WASHINGTON: Picky eating among children may not be just a passing phase but could flag potential concerns such as depression and anxiety, a study released Monday found.
According to the Duke Medicine report in the journal Pediatrics, more than 20 percent of children aged 2-6 are picky eaters.
About 18 percent of those were classified as moderately picky and another three percent as extremely so.
It was in these subsets—kids who are moderately or severely fussy about the foods they eat—that scientists found greater occurrence of mental health issues such as clinical depression or anxiety.
Since picky eating can also cause poor nutrition and family conflict, the report said, it appears important for parents and medical staff to keep an eye on a risk of underlying emotional issues.
“These are children whose eating has become so limited or selective that it’s starting to cause problems,” said lead author Nancy Zucker, director of the Duke Center for Eating Disorders.
“Impairment can take many different forms. It can affect the child’s health, growth, social functioning, and the parent-child relationship. The child can feel like no one believes them, and parents can feel blamed for the problem.”
Children whose picky eating becomes a serious challenge also may have what doctors now call “Avoidant/Restrictive Food Intake Disorder.”
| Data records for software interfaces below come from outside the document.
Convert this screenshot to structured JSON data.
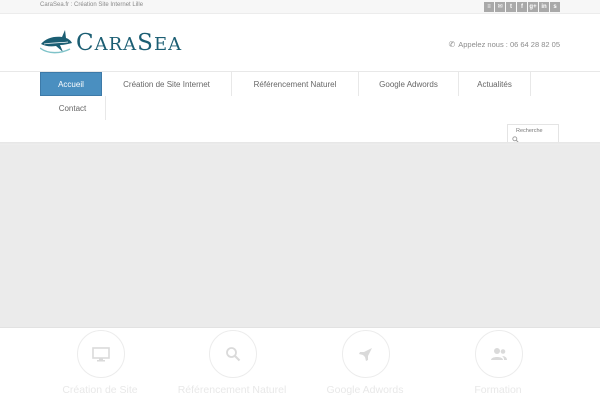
{
  "topbar": {
    "text": "CaraSea.fr : Création Site Internet Lille",
    "social": [
      "rss-icon",
      "mail-icon",
      "twitter-icon",
      "facebook-icon",
      "google-plus-icon",
      "linkedin-icon",
      "skype-icon"
    ],
    "social_glyphs": [
      "≡",
      "✉",
      "t",
      "f",
      "g+",
      "in",
      "s"
    ]
  },
  "header": {
    "logo_text_first": "C",
    "logo_text_mid": "ARA",
    "logo_text_s": "S",
    "logo_text_end": "EA",
    "phone": "Appelez nous : 06 64 28 82 05"
  },
  "nav": {
    "items": [
      {
        "label": "Accueil",
        "active": true
      },
      {
        "label": "Création de Site Internet"
      },
      {
        "label": "Référencement Naturel"
      },
      {
        "label": "Google Adwords"
      },
      {
        "label": "Actualités"
      },
      {
        "label": "Contact"
      }
    ]
  },
  "search": {
    "label": "Recherche"
  },
  "features": [
    {
      "label": "Création de Site",
      "icon": "monitor-icon"
    },
    {
      "label": "Référencement Naturel",
      "icon": "search-icon"
    },
    {
      "label": "Google Adwords",
      "icon": "rocket-icon"
    },
    {
      "label": "Formation",
      "icon": "users-icon"
    }
  ],
  "colors": {
    "brand": "#1b5e73",
    "nav_active": "#4a8fc0"
  }
}
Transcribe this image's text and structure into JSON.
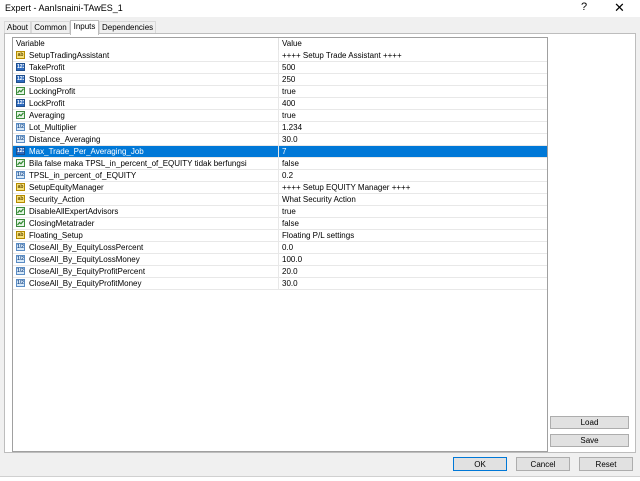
{
  "window": {
    "title": "Expert - AanIsnaini-TAwES_1",
    "help_glyph": "?",
    "close_glyph": "✕"
  },
  "tabs": [
    {
      "label": "About",
      "active": false
    },
    {
      "label": "Common",
      "active": false
    },
    {
      "label": "Inputs",
      "active": true
    },
    {
      "label": "Dependencies",
      "active": false
    }
  ],
  "grid": {
    "headers": {
      "variable": "Variable",
      "value": "Value"
    },
    "selected_row": 8,
    "rows": [
      {
        "type": "string",
        "icon": "string-type-icon",
        "variable": "SetupTradingAssistant",
        "value": "++++ Setup Trade Assistant ++++"
      },
      {
        "type": "int",
        "icon": "integer-type-icon",
        "variable": "TakeProfit",
        "value": "500"
      },
      {
        "type": "int",
        "icon": "integer-type-icon",
        "variable": "StopLoss",
        "value": "250"
      },
      {
        "type": "bool",
        "icon": "boolean-type-icon",
        "variable": "LockingProfit",
        "value": "true"
      },
      {
        "type": "int",
        "icon": "integer-type-icon",
        "variable": "LockProfit",
        "value": "400"
      },
      {
        "type": "bool",
        "icon": "boolean-type-icon",
        "variable": "Averaging",
        "value": "true"
      },
      {
        "type": "double",
        "icon": "double-type-icon",
        "variable": "Lot_Multiplier",
        "value": "1.234"
      },
      {
        "type": "double",
        "icon": "double-type-icon",
        "variable": "Distance_Averaging",
        "value": "30.0"
      },
      {
        "type": "int",
        "icon": "integer-type-icon",
        "variable": "Max_Trade_Per_Averaging_Job",
        "value": "7"
      },
      {
        "type": "bool",
        "icon": "boolean-type-icon",
        "variable": "Bila false maka TPSL_in_percent_of_EQUITY  tidak berfungsi",
        "value": "false"
      },
      {
        "type": "double",
        "icon": "double-type-icon",
        "variable": "TPSL_in_percent_of_EQUITY",
        "value": "0.2"
      },
      {
        "type": "string",
        "icon": "string-type-icon",
        "variable": "SetupEquityManager",
        "value": "++++ Setup EQUITY Manager ++++"
      },
      {
        "type": "string",
        "icon": "string-type-icon",
        "variable": "Security_Action",
        "value": "What Security Action"
      },
      {
        "type": "bool",
        "icon": "boolean-type-icon",
        "variable": "DisableAllExpertAdvisors",
        "value": "true"
      },
      {
        "type": "bool",
        "icon": "boolean-type-icon",
        "variable": "ClosingMetatrader",
        "value": "false"
      },
      {
        "type": "string",
        "icon": "string-type-icon",
        "variable": "Floating_Setup",
        "value": "Floating P/L settings"
      },
      {
        "type": "double",
        "icon": "double-type-icon",
        "variable": "CloseAll_By_EquityLossPercent",
        "value": "0.0"
      },
      {
        "type": "double",
        "icon": "double-type-icon",
        "variable": "CloseAll_By_EquityLossMoney",
        "value": "100.0"
      },
      {
        "type": "double",
        "icon": "double-type-icon",
        "variable": "CloseAll_By_EquityProfitPercent",
        "value": "20.0"
      },
      {
        "type": "double",
        "icon": "double-type-icon",
        "variable": "CloseAll_By_EquityProfitMoney",
        "value": "30.0"
      }
    ]
  },
  "side_buttons": {
    "load": "Load",
    "save": "Save"
  },
  "footer_buttons": {
    "ok": "OK",
    "cancel": "Cancel",
    "reset": "Reset"
  },
  "colors": {
    "selection": "#0078d7",
    "ok_border": "#0078d7"
  }
}
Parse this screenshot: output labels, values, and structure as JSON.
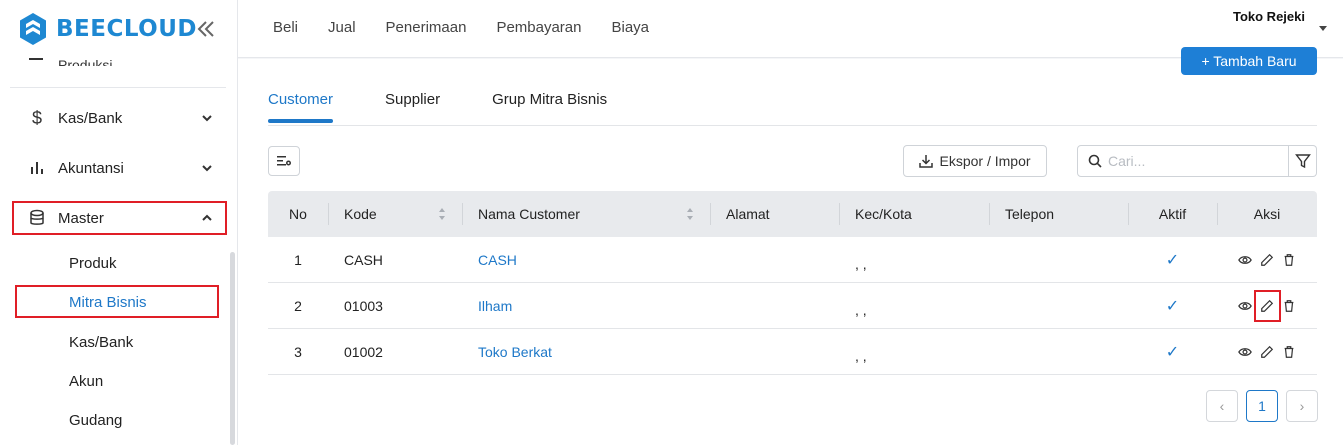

Mental health professionals believe they can help some of these children with behavioral therapy over foods that may cause them anxiety.